Alistair March 24, 2011, 2:19 pm

Winter aconites must be like the snowdrops Kathy, best planted in the green. Yesterday whilst watering the Begonias in the greenhouse the water stopped flowing out of the can, on inspection I found a mouse which must have fallen in and drowned, not a cheery story.

Aagaard Farms March 24, 2011, 12:01 pm

We’re still deep in snow in Manitoba – your pictures are encouraging! The snow will go, the snow will go, the snow WILL go……….

Kathy Purdy March 24, 2011, 12:17 pm

That’s the spirit, you extremely hardy soul! Thank you for stopping by to comment

Dee @ Red Dirt Ramblings March 24, 2011, 11:54 am

Tough plants and tough souls. Amazing really about the eranthis.~~Dee

Barbara Bell March 24, 2011, 11:16 am

I have had snowdrops appear already, through the snow, as have many other gardeners in Upstate NY. However, when the snow melts I find these little spring wonders have wandered all around the yard.

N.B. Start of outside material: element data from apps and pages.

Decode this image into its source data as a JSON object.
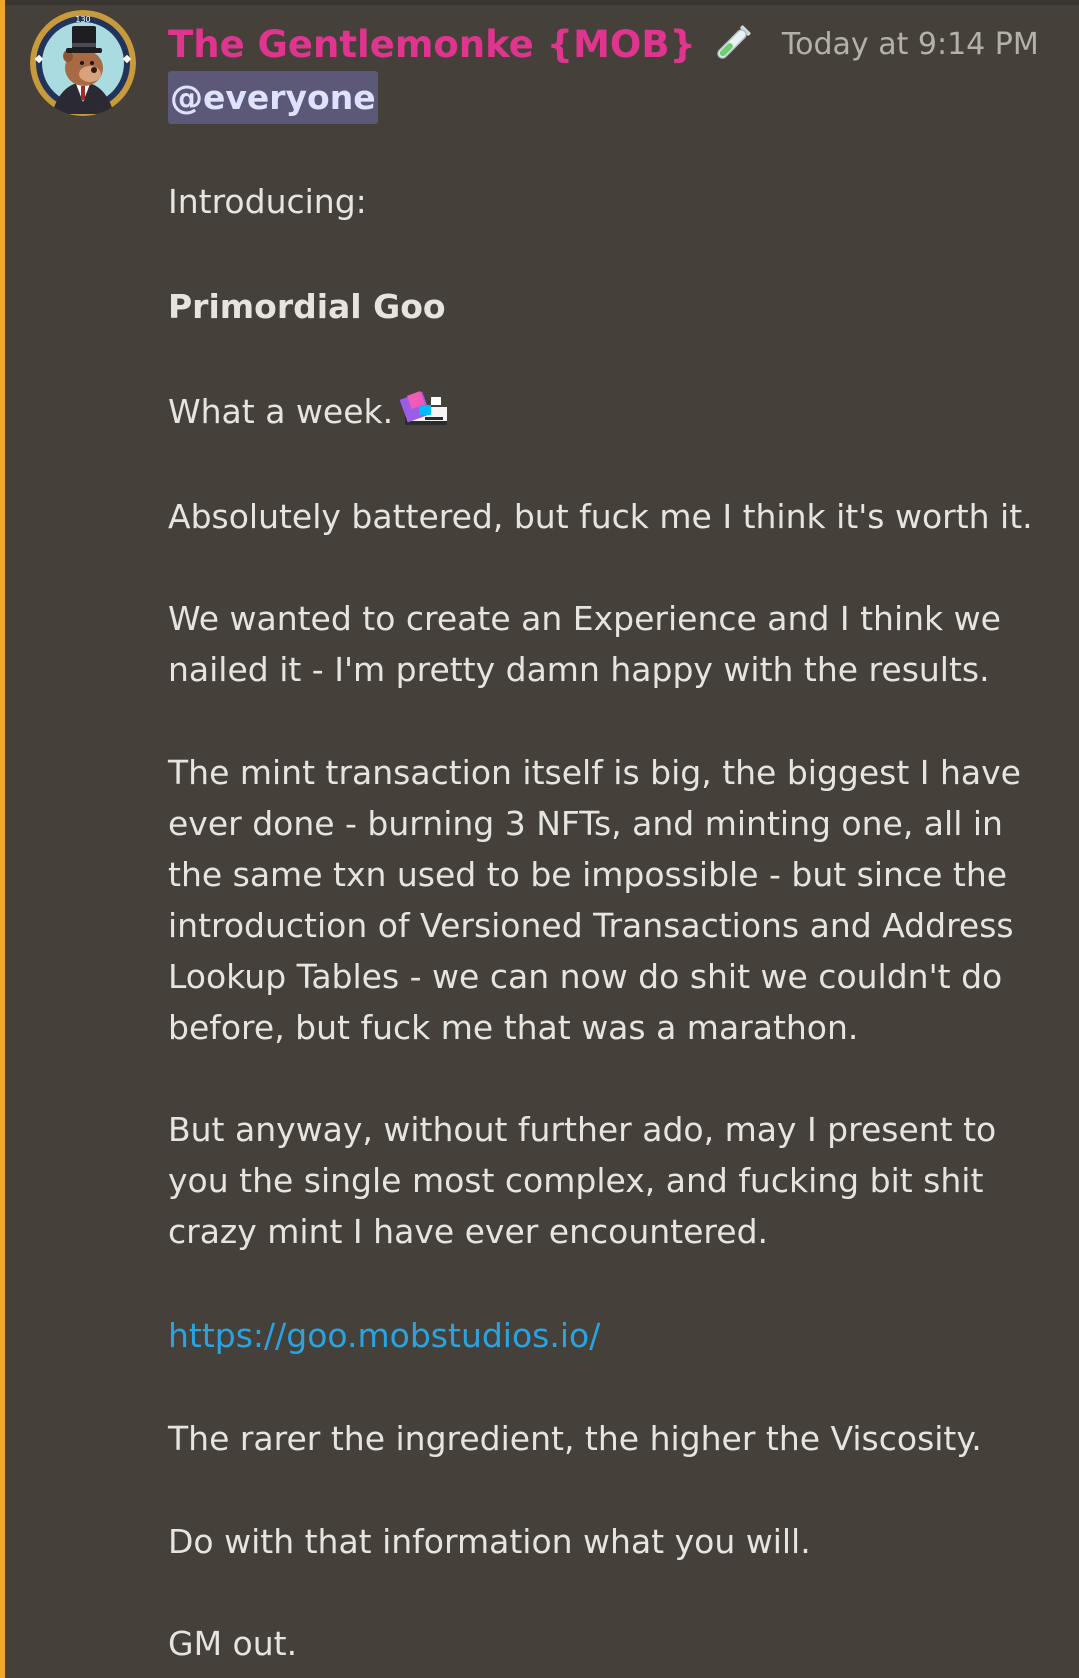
{
  "message": {
    "author": "The Gentlemonke {MOB}",
    "author_color": "#e0358f",
    "role_icon": "test-tube-icon",
    "timestamp": "Today at 9:14 PM",
    "mention": "@everyone",
    "avatar_badge": "130",
    "lines": {
      "intro": "Introducing:",
      "title": "Primordial Goo",
      "week": "What a week.",
      "week_emoji": "pixel-art-emoji",
      "battered": "Absolutely battered, but fuck me I think it's worth it.",
      "p1_l1": "We wanted to create an Experience and I think we",
      "p1_l2": "nailed it - I'm pretty damn happy with the results.",
      "p2_l1": "The mint transaction itself is big, the biggest I have",
      "p2_l2": "ever done - burning 3 NFTs, and minting one, all in",
      "p2_l3": "the same txn used to be impossible - but since the",
      "p2_l4": "introduction of Versioned Transactions and Address",
      "p2_l5": "Lookup Tables - we can now do shit we couldn't do",
      "p2_l6": "before, but fuck me that was a marathon.",
      "p3_l1": "But anyway, without further ado, may I present to",
      "p3_l2": "you the single most complex, and fucking bit shit",
      "p3_l3": "crazy mint I have ever encountered.",
      "link": "https://goo.mobstudios.io/",
      "rarer": "The rarer the ingredient, the higher the Viscosity.",
      "info": "Do with that information what you will.",
      "gm": "GM out."
    }
  },
  "colors": {
    "background": "#454039",
    "mention_bar": "#f0a52b",
    "mention_bg": "#5b5977",
    "link": "#2aa3e0",
    "timestamp": "#b4b1ab"
  }
}
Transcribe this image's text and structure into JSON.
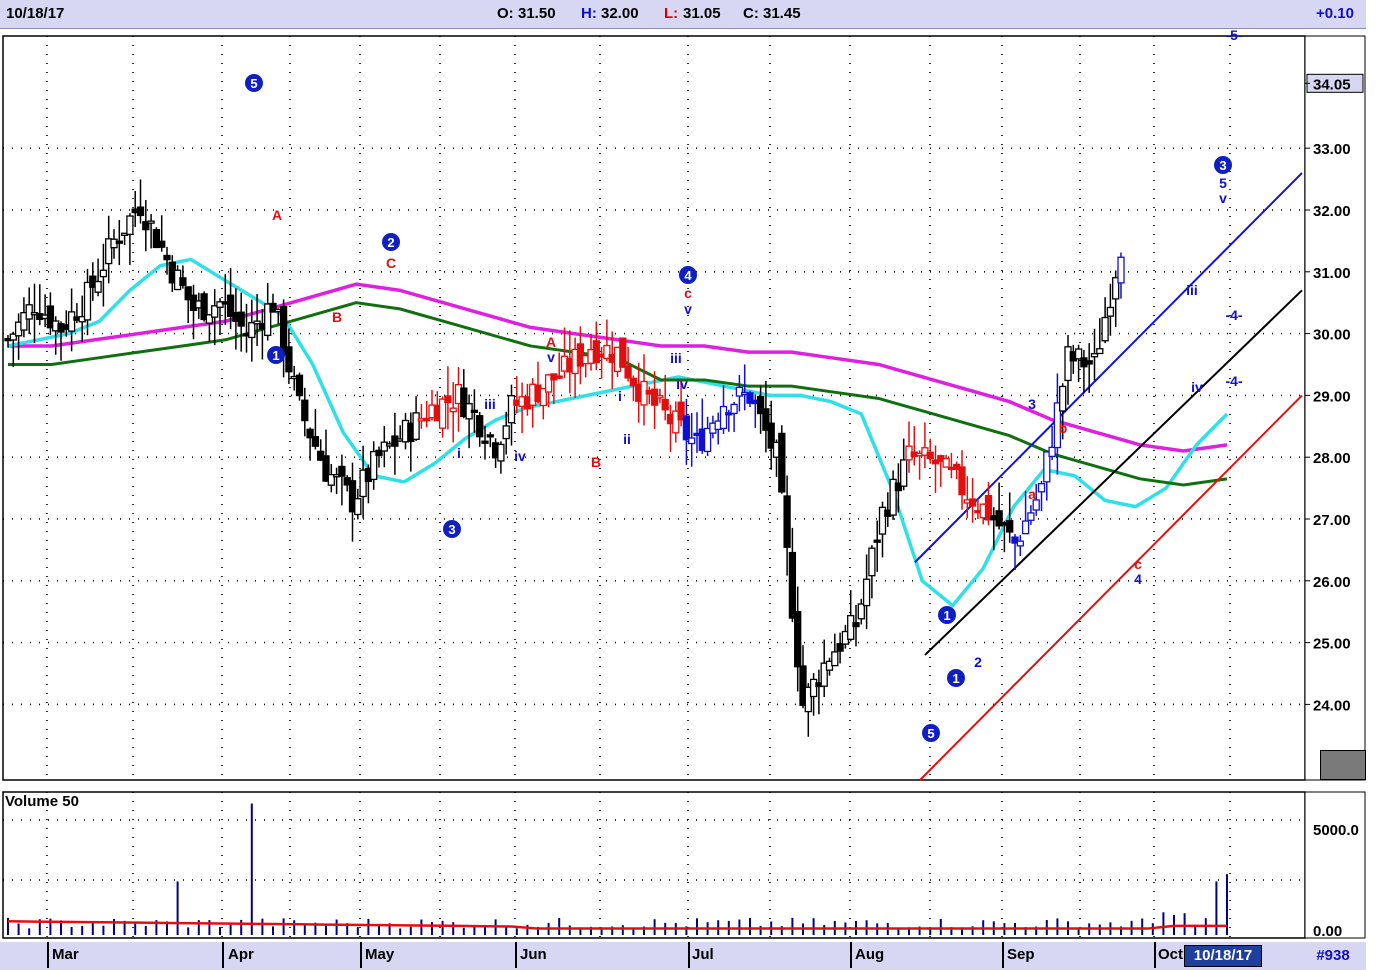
{
  "header": {
    "date": "10/18/17",
    "open_label": "O:",
    "open": "31.50",
    "high_label": "H:",
    "high": "32.00",
    "low_label": "L:",
    "low": "31.05",
    "close_label": "C:",
    "close": "31.45",
    "change": "+0.10"
  },
  "price_axis": {
    "ticks": [
      "34.05",
      "33.00",
      "32.00",
      "31.00",
      "30.00",
      "29.00",
      "28.00",
      "27.00",
      "26.00",
      "25.00",
      "24.00"
    ]
  },
  "volume_panel": {
    "label": "Volume 50",
    "ticks": [
      "5000.0",
      "0.00"
    ]
  },
  "x_axis": {
    "months": [
      "Mar",
      "Apr",
      "May",
      "Jun",
      "Jul",
      "Aug",
      "Sep",
      "Oct"
    ],
    "current_date": "10/18/17",
    "chart_id": "#938"
  },
  "wave_labels": {
    "circled": [
      "5",
      "1",
      "2",
      "3",
      "4",
      "5",
      "1",
      "2",
      "3"
    ],
    "letters": [
      "A",
      "B",
      "C",
      "A",
      "B",
      "c",
      "a",
      "b",
      "c"
    ],
    "minor": [
      "i",
      "iii",
      "iv",
      "v",
      "i",
      "ii",
      "iii",
      "iv",
      "v",
      "v",
      "iii",
      "iv",
      "v",
      "1",
      "2",
      "3",
      "4",
      "5",
      "-4-",
      "-4-",
      "-5-"
    ]
  },
  "chart_data": {
    "type": "candlestick",
    "title": "",
    "ylim": [
      23.3,
      35.5
    ],
    "colors": {
      "up": "#1010d0",
      "down": "#000000",
      "correction": "#e01010",
      "ma_fast": "#30e0e8",
      "ma_mid": "#107010",
      "ma_slow": "#e020e0",
      "volume_ma": "#e01010",
      "volume": "#000080"
    },
    "series": [
      {
        "name": "price_path",
        "x_days": [
          0,
          5,
          10,
          15,
          20,
          25,
          30,
          35,
          40,
          45,
          50,
          55,
          60,
          65,
          70,
          75,
          80,
          85,
          88,
          92,
          95,
          100,
          105,
          110,
          115,
          120,
          125,
          130,
          135,
          140,
          145,
          150,
          155,
          160,
          165,
          170,
          175,
          180,
          185,
          190,
          195,
          200,
          205,
          210,
          215,
          220,
          225,
          230
        ],
        "close": [
          29.9,
          30.5,
          30.1,
          30.6,
          31.5,
          32.1,
          31.2,
          30.4,
          30.5,
          30.0,
          30.5,
          28.8,
          27.8,
          27.3,
          28.0,
          28.4,
          28.8,
          29.0,
          28.7,
          28.2,
          28.8,
          29.1,
          29.4,
          29.8,
          29.7,
          29.0,
          28.6,
          28.2,
          28.9,
          29.0,
          28.0,
          24.0,
          24.8,
          25.3,
          27.1,
          28.0,
          27.9,
          27.5,
          27.1,
          26.6,
          27.5,
          29.6,
          29.5,
          31.45
        ]
      },
      {
        "name": "ma_fast_path",
        "values": [
          29.8,
          29.9,
          30.0,
          30.2,
          30.7,
          31.1,
          31.2,
          30.9,
          30.6,
          30.3,
          29.5,
          28.4,
          27.7,
          27.6,
          27.9,
          28.3,
          28.6,
          28.8,
          28.9,
          29.0,
          29.1,
          29.2,
          29.3,
          29.2,
          29.1,
          29.0,
          29.0,
          28.9,
          28.7,
          27.5,
          26.0,
          25.6,
          26.2,
          27.2,
          27.8,
          27.7,
          27.3,
          27.2,
          27.5,
          28.2,
          28.7
        ]
      },
      {
        "name": "ma_slow_path",
        "values": [
          29.8,
          29.8,
          29.9,
          30.0,
          30.1,
          30.2,
          30.4,
          30.6,
          30.8,
          30.7,
          30.5,
          30.3,
          30.1,
          30.0,
          29.9,
          29.8,
          29.8,
          29.7,
          29.7,
          29.6,
          29.5,
          29.3,
          29.1,
          28.9,
          28.6,
          28.4,
          28.2,
          28.1,
          28.2
        ]
      }
    ],
    "volume_ylim": [
      0,
      7500
    ],
    "volume_baseline": 300,
    "volume_spikes": [
      {
        "label": "Mar",
        "value": 1300
      },
      {
        "label": "Apr",
        "value": 7200
      },
      {
        "label": "Oct",
        "value": 2100
      }
    ]
  }
}
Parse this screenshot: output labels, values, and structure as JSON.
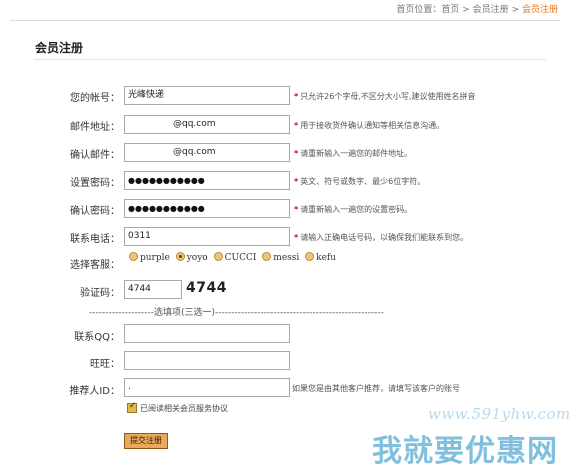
{
  "breadcrumb": {
    "prefix": "首页位置：",
    "home": "首页",
    "sep": ">",
    "members": "会员注册",
    "current": "会员注册"
  },
  "page_title": "会员注册",
  "fields": {
    "account": {
      "label": "您的帐号：",
      "value": "光峰快递",
      "hint": "只允许26个字母,不区分大小写,建议使用姓名拼音"
    },
    "email": {
      "label": "邮件地址：",
      "value": "@qq.com",
      "hint": "用于接收货件确认通知等相关信息沟通。"
    },
    "email_confirm": {
      "label": "确认邮件：",
      "value": "@qq.com",
      "hint": "请重新输入一遍您的邮件地址。"
    },
    "password": {
      "label": "设置密码：",
      "value": "●●●●●●●●●●●",
      "hint": "英文、符号或数字、最少6位字符。"
    },
    "password_confirm": {
      "label": "确认密码：",
      "value": "●●●●●●●●●●●",
      "hint": "请重新输入一遍您的设置密码。"
    },
    "phone": {
      "label": "联系电话：",
      "value": "0311",
      "hint": "请输入正确电话号码，以确保我们能联系到您。"
    }
  },
  "service": {
    "label": "选择客服：",
    "options": [
      "purple",
      "yoyo",
      "CUCCI",
      "messi",
      "kefu"
    ],
    "selected": "yoyo"
  },
  "captcha": {
    "label": "验证码：",
    "value": "4744",
    "image_text": "4744"
  },
  "optional_separator": "--------------------选填项(三选一)----------------------------------------------------",
  "optional": {
    "qq": {
      "label": "联系QQ：",
      "value": ""
    },
    "wangwang": {
      "label": "旺旺：",
      "value": ""
    },
    "referrer": {
      "label": "推荐人ID：",
      "value": ".",
      "hint": "如果您是由其他客户推荐，请填写该客户的账号"
    }
  },
  "agreement": {
    "label": "已阅读相关会员服务协议",
    "checked": true
  },
  "submit_label": "提交注册",
  "watermark": {
    "url": "www.591yhw.com",
    "text": "我就要优惠网"
  },
  "colors": {
    "accent": "#e8751a",
    "required_star": "#d40000",
    "button": "#e9a95b",
    "watermark": "#6ab6d9"
  }
}
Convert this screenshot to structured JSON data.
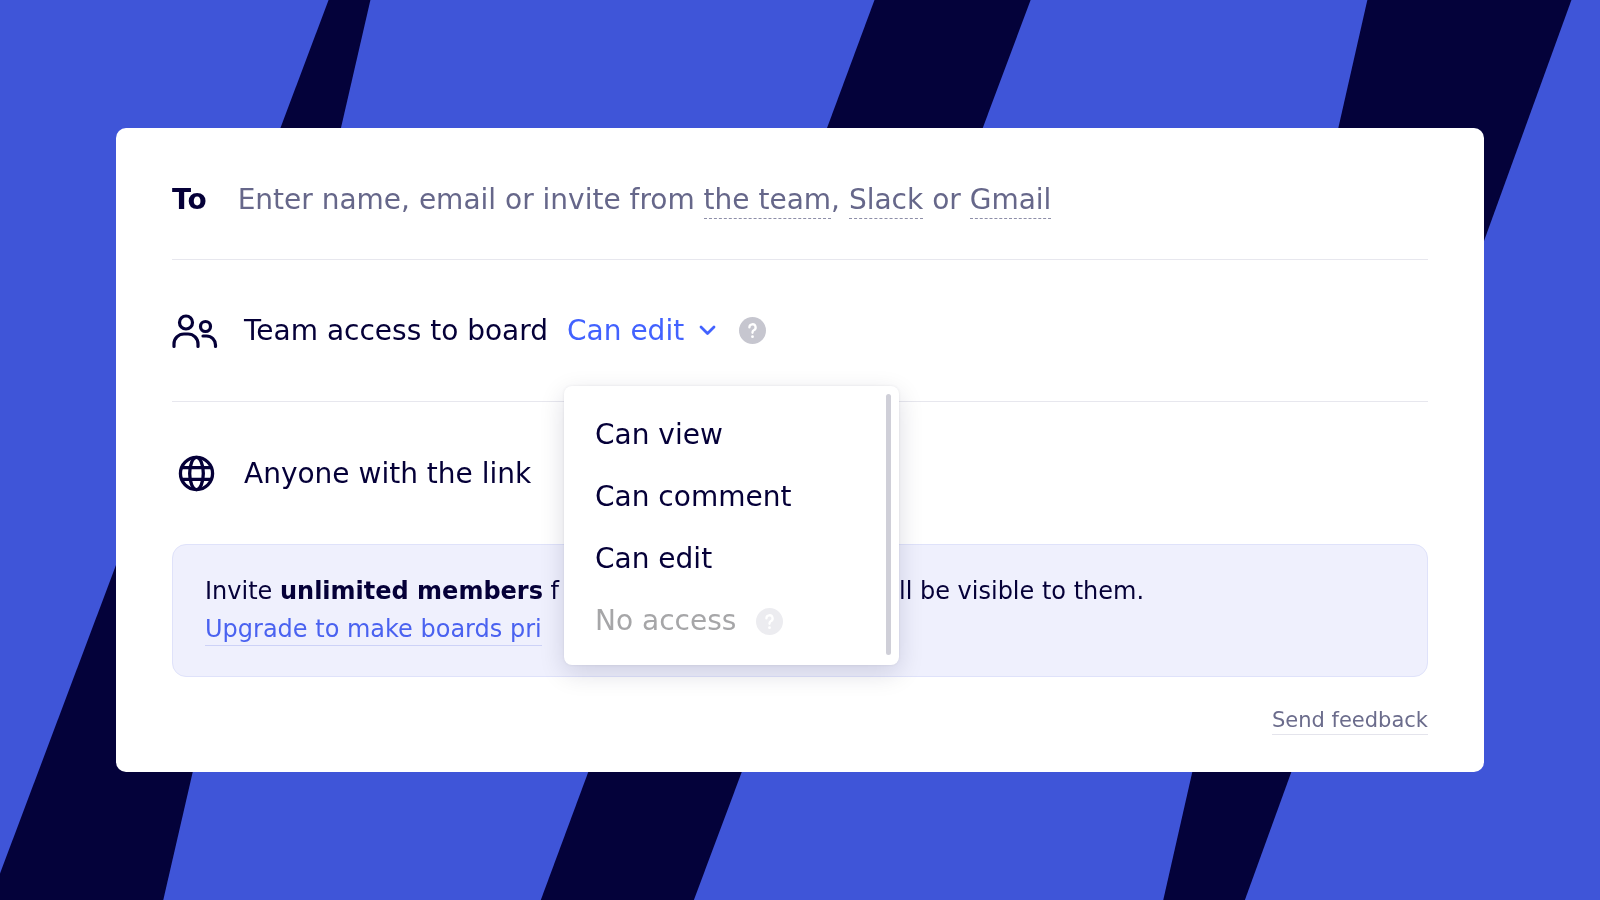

They long ago escaped their original locations. I think they have shallow enough bulbs and roots that shifting snow lifts them up and deposits them a few inches further every year. At least that’s the only explanation I can come up with!

Kathy Purdy March 24, 2011, 12:20 pm

My snowdrops are also blooming through the snow, as my GBBD post illustrated. Do you think it is the original plants moving, or are they dispersing seed which then grows into new plants? My original clumps of snowdrops have expanded over the years, but there are also new plants springing up 6 inches to a foot away, and I think they are seed sown.

Frances March 24, 2011, 9:17 am

Amazing stuff, Kathy! The caterpillar especially. Hooray for your antifreeze Aconites, and a sister willing to swap. May your snow melt to reveal many flowers. 🙂

Donna March 24, 2011, 8:08 am

I found a worm crawling along a big pile of snow recently…lots of wildlife at home and work, groundhogs, foxes, deer, squirrels, birds…even with all the snow and cold..

Mr. McGregor's Daughter March 23, 2011, 10:28 pm

No odd stories to tell, but today was wildlife day in my garden: in addition to three squirrels, the chipmunk made its first appearance of the year, and the first wading bird (a great egret) visited the pond. I don’t think I’ve ever seen a caterpillar in the snow, that is very odd. It’s possible the possum may have been on the roof, and not camping out in the attic. (At least I hope so.)
That’s pretty funny about the aconites. You’ve got to love a tough plant.